Send to

Choose Destination
Inorg Chem. 2015 Dec 21;54(24):11883-8. doi: 10.1021/acs.inorgchem.5b02136. Epub 2015 Dec 7.

Standard Reduction Potentials for Oxygen and Carbon Dioxide Couples in Acetonitrile and N,N-Dimethylformamide.

Author information

Department of Chemistry, Yale University , PO Box 208107, New Haven, Connecticut 06520-8107, United States.
Center for Molecular Electrocatalysis, Pacific Northwest National Laboratory , P.O. Box 999 (K2-57), Richland, Washington 99352, United States.
Department of Chemistry, University of Washington , Campus Box 351700, Seattle, Washington 98195-1700, United States.

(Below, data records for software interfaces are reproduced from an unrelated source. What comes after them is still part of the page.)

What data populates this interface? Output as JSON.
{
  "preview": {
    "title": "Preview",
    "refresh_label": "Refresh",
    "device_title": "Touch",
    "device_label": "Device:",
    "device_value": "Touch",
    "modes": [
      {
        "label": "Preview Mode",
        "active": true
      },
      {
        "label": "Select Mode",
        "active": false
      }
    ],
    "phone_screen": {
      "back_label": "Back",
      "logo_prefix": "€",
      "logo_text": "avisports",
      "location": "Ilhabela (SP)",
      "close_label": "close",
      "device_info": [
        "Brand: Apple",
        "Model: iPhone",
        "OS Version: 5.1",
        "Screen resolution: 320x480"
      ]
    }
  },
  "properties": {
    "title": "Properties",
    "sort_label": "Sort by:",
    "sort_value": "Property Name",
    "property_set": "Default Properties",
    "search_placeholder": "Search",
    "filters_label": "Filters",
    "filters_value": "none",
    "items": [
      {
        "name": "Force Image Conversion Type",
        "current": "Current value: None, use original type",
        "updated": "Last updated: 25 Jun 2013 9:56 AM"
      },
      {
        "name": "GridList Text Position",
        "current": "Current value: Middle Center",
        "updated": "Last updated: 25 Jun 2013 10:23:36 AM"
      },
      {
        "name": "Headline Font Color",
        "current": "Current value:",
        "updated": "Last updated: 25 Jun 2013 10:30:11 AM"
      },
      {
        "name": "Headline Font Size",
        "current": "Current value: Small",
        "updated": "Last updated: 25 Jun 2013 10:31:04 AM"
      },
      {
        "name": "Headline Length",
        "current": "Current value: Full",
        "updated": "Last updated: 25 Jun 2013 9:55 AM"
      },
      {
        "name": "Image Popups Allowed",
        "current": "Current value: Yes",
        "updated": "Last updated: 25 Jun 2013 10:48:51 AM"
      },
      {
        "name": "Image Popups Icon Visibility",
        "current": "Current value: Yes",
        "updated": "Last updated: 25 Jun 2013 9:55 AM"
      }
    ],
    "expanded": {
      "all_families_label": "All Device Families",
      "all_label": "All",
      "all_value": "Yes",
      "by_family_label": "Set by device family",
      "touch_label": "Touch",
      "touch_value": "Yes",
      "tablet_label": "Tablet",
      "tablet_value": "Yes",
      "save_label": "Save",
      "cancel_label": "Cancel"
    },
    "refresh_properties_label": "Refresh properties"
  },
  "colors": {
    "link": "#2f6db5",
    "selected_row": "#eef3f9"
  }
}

A variety of next-generation energy processes utilize the electrochemical interconversions of dioxygen and water as the oxygen reduction reaction (ORR) and the oxygen evolution reaction (OER). Reported here are the first estimates of the standard reduction potential of the O2 + 4e(-) + 4H(+) ⇋ 2H2O couple in organic solvents. The values are +1.21 V in acetonitrile (MeCN) and +0.60 V in N,N-dimethylformamide (DMF), each versus the ferrocenium/ferrocene couple (Fc(+/0)) in the respective solvent (as are all of the potentials reported here). The potentials have been determined using a thermochemical cycle that combines the free energy for transferring water from aqueous solution to organic solvent, -0.43 kcal mol(-1) for MeCN and -1.47 kcal mol(-1) for DMF, and the potential of the H(+)/H2 couple, - 0.028 V in MeCN and -0.662 V in DMF. The H(+)/H2 couple in DMF has been directly measured electrochemically using the previously reported procedure for the MeCN value. The thermochemical approach used for the O2/H2O couple has been extended to the CO2/CO and CO2/CH4 couples to give values of -0.12 and +0.15 V in MeCN and -0.73 and -0.48 V in DMF, respectively. Extensions to other reduction potentials are discussed. Additionally, the free energy for transfer of protons from water to organic solvent is estimated as +14 kcal mol(-1) for acetonitrile and +0.6 kcal mol(-1) for DMF.

Supplemental Content

Full text links

Icon for American Chemical Society
Loading ...
Support Center